Andrea Cohen’s poems and stories have appeared in The New Yorker, Poetry, The Threepenny Review, The Atlantic Monthly, The New Republic, Glimmer Train, The Hudson Review, etc. A new book of poems, Nightshade, will be out this year with Four Way Books. Other collections include Unfathoming (Four Way Books, 2017), Furs Not Mine (Four Way Books, 2015), Kentucky Derby (Salmon Poetry, 2011), Long Division (Salmon Poetry, 2009), and The Cartographer’s Vacation (Owl Creek Press, 1999). She has received a PEN Discovery Award, Glimmer Train’s Short Fiction Award, and several fellowships at The MacDowell Colony. She directs the Writers House at Merrimack College and the Blacksmith House Poetry Series in Cambridge, MA, and is teaching a poetry workshop this June at The Fine Arts Work Center in Provincetown.Andrea Cohen

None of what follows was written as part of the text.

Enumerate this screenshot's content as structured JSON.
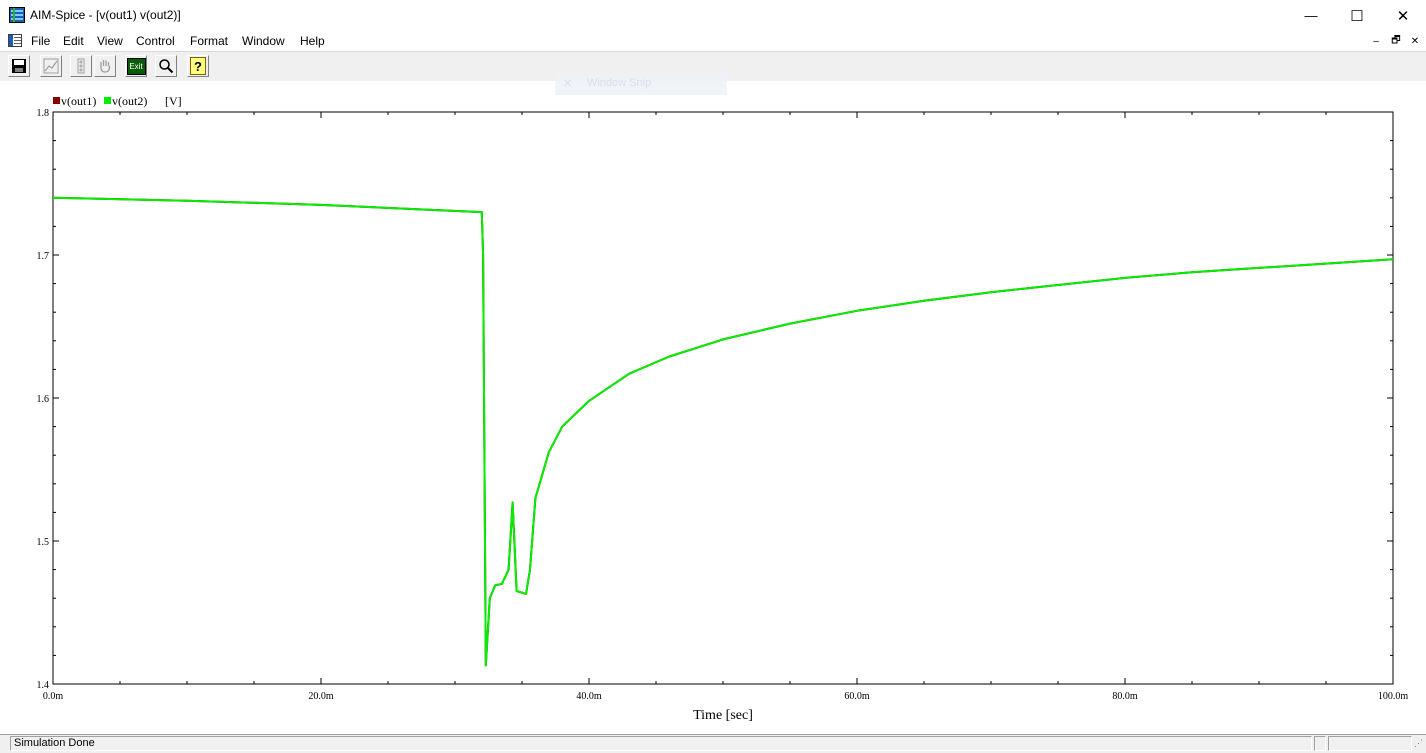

Maggie Dietz, author of That Kind of Happy (University of Chicago Press, 2016,) and Perennial Fall (University of Chicago, 2006), which won the 2007 Jane Kenyon Award for Outstanding Book of Poetry and a Wisconsin Library Association Literary Award for Outstanding Achievement. She was director of the Favorite Poem Project. With Robert Pinsky, she co-edited three anthologies related to the project. Her awards include the Grolier Poetry Prize, the George Bennett Fellowship, fellowships from the Fine Arts Work Center, and the NH State Council on the Arts. Dietz’s poems have appeared in literary journals such as Poetry, Ploughshares, The Threepenny Review, Agni, Harvard Review and Salmagundi. Dietz taught in the Creative Writing Program at Boston University and was assistant poetry editor of online magazine, Slate. She is Associate Professor of English at UMass, Lowell.Maggie Dietz
Prizewinning poet, translator and editor. Of his book, The Right Place to Jump, Marjorie Perloff writes, “these [are] wonderfully funny, sad, heartbreaking, jaunty, and always delightfully accurate poems.”
Distinguished poet, essayist, teacher and editor. “Shadow-feast” (her most recent of five books of poetry) “is a tour de force, sheared of excess, breathtaking in its leaps, and thrilling in its sonic resonances.” – Los Angeles Review of Books.